- Jin-Dong Kim, Database Center for Life Science, Japan
- Robert Leaman, National Library of Medicine, USA
- Ulf Leser, Humboldt-Universität zu Berlin, Germany
- Zhiyong Lu, National Library of Medicine, USA
- Timothy Miller, Children's Hospital Boston, USA
- Makoto Miwa, Toyota Technological Institute, Japan
- Danielle Mowery, University of Utah, USA
- Yassine M'Rabet, National Library of Medicine, USA
- Aurelie Neveol, LIMSI - CNRS, France
- Nhung Nguyen, University of Manchester, UK
- Naoaki Okazaki, Tohoku University, Japan
- Jong Park, KAIST, Republic of Korea
- Sampo Pyysalo, University of Cambridge, UK
- Bastien Rance, Hopital Europeen Georges Pompidou, France
- Fabio Rinaldi, University of Zurich, Switzerland
- Thomas Rindflesch, National Library of Medicine
- Angus Roberts, University of Sheffield, UK
- Kirk Roberts, National Library of Medicine, USA
- Yoshimasa Tsuruoka, University of Tokyo, Japan
- Karin Verspoor, The University of Melbourne, Australia
- Byron Wallace, University of Texas at Austin, USA
- John Wilbur, National Library of Medicine, USA
- Pierre Zweigenbaum, LIMSI - CNRS, France
* Kevin Bretonnel Cohen, University of Colorado School of Medicine * Dina Demner-Fushman, US National Library of Medicine * Sophia Ananiadou, National Centre for Text Mining and University of Manchester, UK * Jun-ichi Tsujii, National Institute of Advanced Industrial Science and Technology, Japan
Two tasks will be associated with the workshop this year:
The BioNLP Shared Task (BioNLP-ST) has been organized three times so far, leading to the development of information extraction systems for molecular biology and medicine in 2009, 2011 and 2013. One of the major contributions of BioNLP-ST is the availability of resources such as high quality manually curated corpora, tools, and evaluation services.
- Jin-Dong Kim, Database Center for Life Science (DBCLS), Japan
- Claire Nedellec, INRA, France
- Robert Bossy, INRA, France
The second equally successful shared task, the BioASQ challenge on large-scale biomedical semantic indexing and question answering has been running on an annual basis since 2012. The results of the challenge were presented in a workshop, which has so far been taking place in conjunction with the CLEF conference and was extremely well-attended.
BioASQ assesses the performance of information systems in supporting two tasks that are central in the biomedical question answering process: (a) the indexing of large volumes of unlabeled data, primarily scientific articles, with biomedical concepts, (b) the processing of biomedical questions and the generation of answers and supporting material.

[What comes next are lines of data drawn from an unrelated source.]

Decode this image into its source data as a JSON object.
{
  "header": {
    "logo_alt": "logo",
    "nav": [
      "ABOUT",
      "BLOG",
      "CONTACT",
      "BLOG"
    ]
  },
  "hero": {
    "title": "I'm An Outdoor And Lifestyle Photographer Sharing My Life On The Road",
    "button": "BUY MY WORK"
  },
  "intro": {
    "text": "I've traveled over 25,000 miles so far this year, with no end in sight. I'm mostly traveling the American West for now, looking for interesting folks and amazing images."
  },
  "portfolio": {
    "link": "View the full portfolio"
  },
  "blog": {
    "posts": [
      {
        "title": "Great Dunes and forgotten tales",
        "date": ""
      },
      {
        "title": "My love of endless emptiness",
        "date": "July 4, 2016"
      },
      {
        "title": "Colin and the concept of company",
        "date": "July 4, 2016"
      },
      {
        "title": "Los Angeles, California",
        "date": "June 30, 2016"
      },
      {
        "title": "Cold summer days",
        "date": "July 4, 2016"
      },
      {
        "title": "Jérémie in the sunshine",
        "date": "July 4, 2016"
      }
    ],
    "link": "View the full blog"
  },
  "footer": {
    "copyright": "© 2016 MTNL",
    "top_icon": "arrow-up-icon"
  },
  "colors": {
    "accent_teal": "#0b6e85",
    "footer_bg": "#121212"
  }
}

BioASQ has been making publicly available the following benchmark data and tools: more than 1300 questions and related answers, as well as online "oracle" for objective evaluation of any system throughout the year, not only during the challenge.
- Georgios Paliouras NCSR "Demokritos", Greece and University of Houston, USA
- Ioannis Kakadiaris University of Houston, USA
- Anastasia Krithara, NCSR "Demokritos", Greece